== Segment start ==
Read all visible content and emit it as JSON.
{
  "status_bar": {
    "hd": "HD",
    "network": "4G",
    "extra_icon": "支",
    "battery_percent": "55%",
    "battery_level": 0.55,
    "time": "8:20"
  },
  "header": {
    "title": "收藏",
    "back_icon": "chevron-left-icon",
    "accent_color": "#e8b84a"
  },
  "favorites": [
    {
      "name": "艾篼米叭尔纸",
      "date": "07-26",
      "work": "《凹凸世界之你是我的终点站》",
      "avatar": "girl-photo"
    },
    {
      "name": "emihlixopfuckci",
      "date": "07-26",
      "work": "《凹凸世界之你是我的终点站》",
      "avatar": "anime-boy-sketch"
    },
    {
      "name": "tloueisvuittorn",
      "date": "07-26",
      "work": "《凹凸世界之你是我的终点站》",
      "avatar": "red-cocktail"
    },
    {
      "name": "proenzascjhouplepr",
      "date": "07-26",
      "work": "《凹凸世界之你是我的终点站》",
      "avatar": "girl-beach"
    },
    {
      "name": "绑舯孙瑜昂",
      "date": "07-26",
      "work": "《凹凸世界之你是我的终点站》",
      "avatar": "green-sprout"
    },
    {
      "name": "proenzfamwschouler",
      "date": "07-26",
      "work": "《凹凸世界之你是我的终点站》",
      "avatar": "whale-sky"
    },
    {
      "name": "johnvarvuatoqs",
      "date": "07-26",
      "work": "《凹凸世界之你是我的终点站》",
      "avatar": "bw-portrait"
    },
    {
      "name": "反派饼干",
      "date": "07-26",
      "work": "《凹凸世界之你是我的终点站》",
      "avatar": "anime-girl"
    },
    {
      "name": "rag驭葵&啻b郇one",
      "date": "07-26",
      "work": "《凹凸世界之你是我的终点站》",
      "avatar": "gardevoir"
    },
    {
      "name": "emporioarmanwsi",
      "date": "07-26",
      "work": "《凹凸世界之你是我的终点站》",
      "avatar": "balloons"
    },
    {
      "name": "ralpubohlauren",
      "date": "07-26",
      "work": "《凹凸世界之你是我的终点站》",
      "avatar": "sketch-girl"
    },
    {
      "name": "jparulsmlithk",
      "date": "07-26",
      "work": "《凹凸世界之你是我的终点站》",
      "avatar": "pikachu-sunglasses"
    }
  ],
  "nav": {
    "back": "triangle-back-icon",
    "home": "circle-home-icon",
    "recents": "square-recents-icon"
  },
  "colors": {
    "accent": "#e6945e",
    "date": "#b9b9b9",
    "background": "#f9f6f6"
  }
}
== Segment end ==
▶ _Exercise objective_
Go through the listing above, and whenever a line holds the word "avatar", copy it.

▶ _Answer box_
      "avatar": "girl-photo"
      "avatar": "anime-boy-sketch"
      "avatar": "red-cocktail"
      "avatar": "girl-beach"
      "avatar": "green-sprout"
      "avatar": "whale-sky"
      "avatar": "bw-portrait"
      "avatar": "anime-girl"
      "avatar": "gardevoir"
      "avatar": "balloons"
      "avatar": "sketch-girl"
      "avatar": "pikachu-sunglasses"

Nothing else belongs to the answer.